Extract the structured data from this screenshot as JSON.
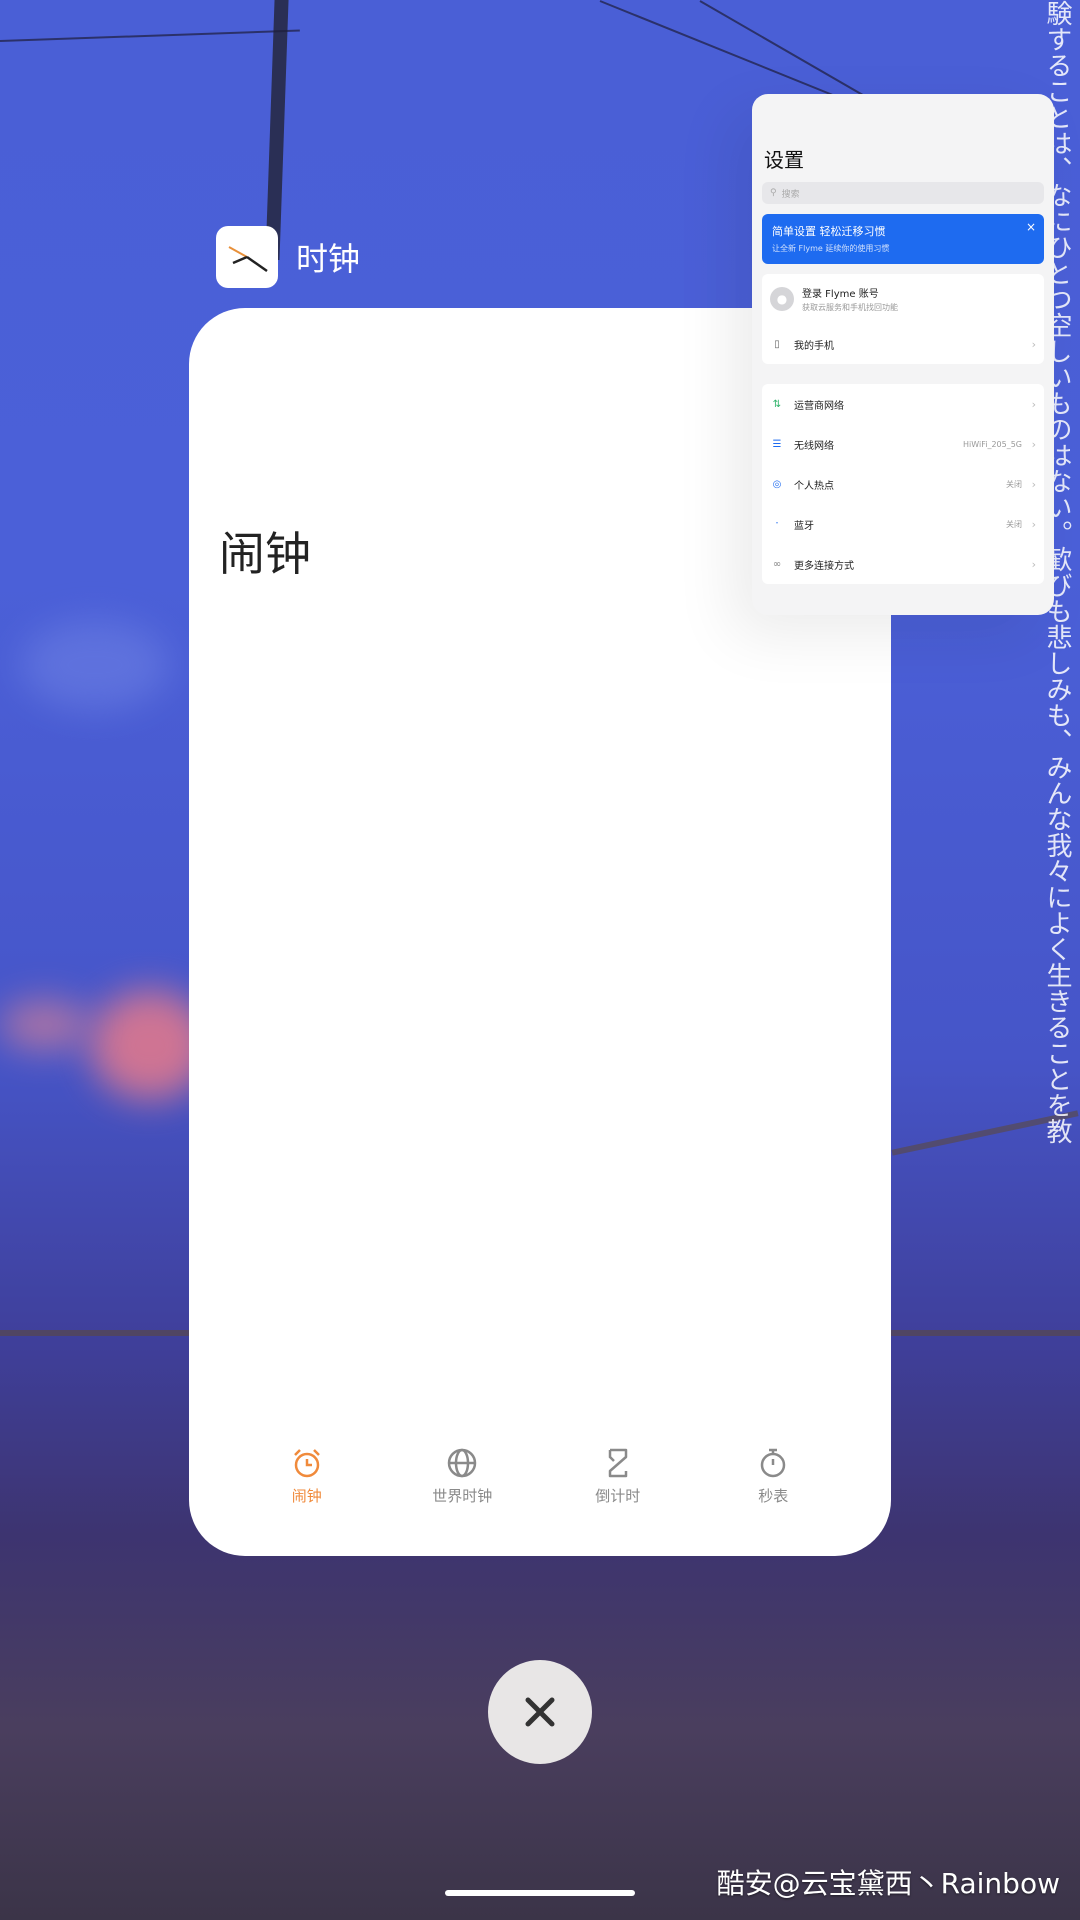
{
  "wallpaper": {
    "vertical_text": "験することは、なにひとつ空しいものはない。歓びも悲しみも、みんな我々によく生きることを教えてくれる。"
  },
  "clock_app": {
    "title": "时钟",
    "page_title": "闹钟",
    "nav": [
      {
        "label": "闹钟",
        "icon": "alarm-icon",
        "active": true
      },
      {
        "label": "世界时钟",
        "icon": "globe-icon",
        "active": false
      },
      {
        "label": "倒计时",
        "icon": "hourglass-icon",
        "active": false
      },
      {
        "label": "秒表",
        "icon": "stopwatch-icon",
        "active": false
      }
    ],
    "accent_color": "#f08a3b"
  },
  "settings_app": {
    "title": "设置",
    "search_placeholder": "搜索",
    "banner": {
      "title": "简单设置 轻松迁移习惯",
      "subtitle": "让全新 Flyme 延续你的使用习惯",
      "close": "×"
    },
    "account": {
      "name": "登录 Flyme 账号",
      "desc": "获取云服务和手机找回功能"
    },
    "my_phone": "我的手机",
    "rows": [
      {
        "label": "运营商网络",
        "value": "",
        "icon": "signal-icon"
      },
      {
        "label": "无线网络",
        "value": "HiWiFi_205_5G",
        "icon": "wifi-icon"
      },
      {
        "label": "个人热点",
        "value": "关闭",
        "icon": "hotspot-icon"
      },
      {
        "label": "蓝牙",
        "value": "关闭",
        "icon": "bluetooth-icon"
      },
      {
        "label": "更多连接方式",
        "value": "",
        "icon": "link-icon"
      }
    ],
    "banner_color": "#1e6bf0"
  },
  "close_button": "✕",
  "watermark": "酷安@云宝黛西丶Rainbow"
}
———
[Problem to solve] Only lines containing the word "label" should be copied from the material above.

[Answer to the problem]
        "label": "闹钟",
        "label": "世界时钟",
        "label": "倒计时",
        "label": "秒表",
        "label": "运营商网络",
        "label": "无线网络",
        "label": "个人热点",
        "label": "蓝牙",
        "label": "更多连接方式",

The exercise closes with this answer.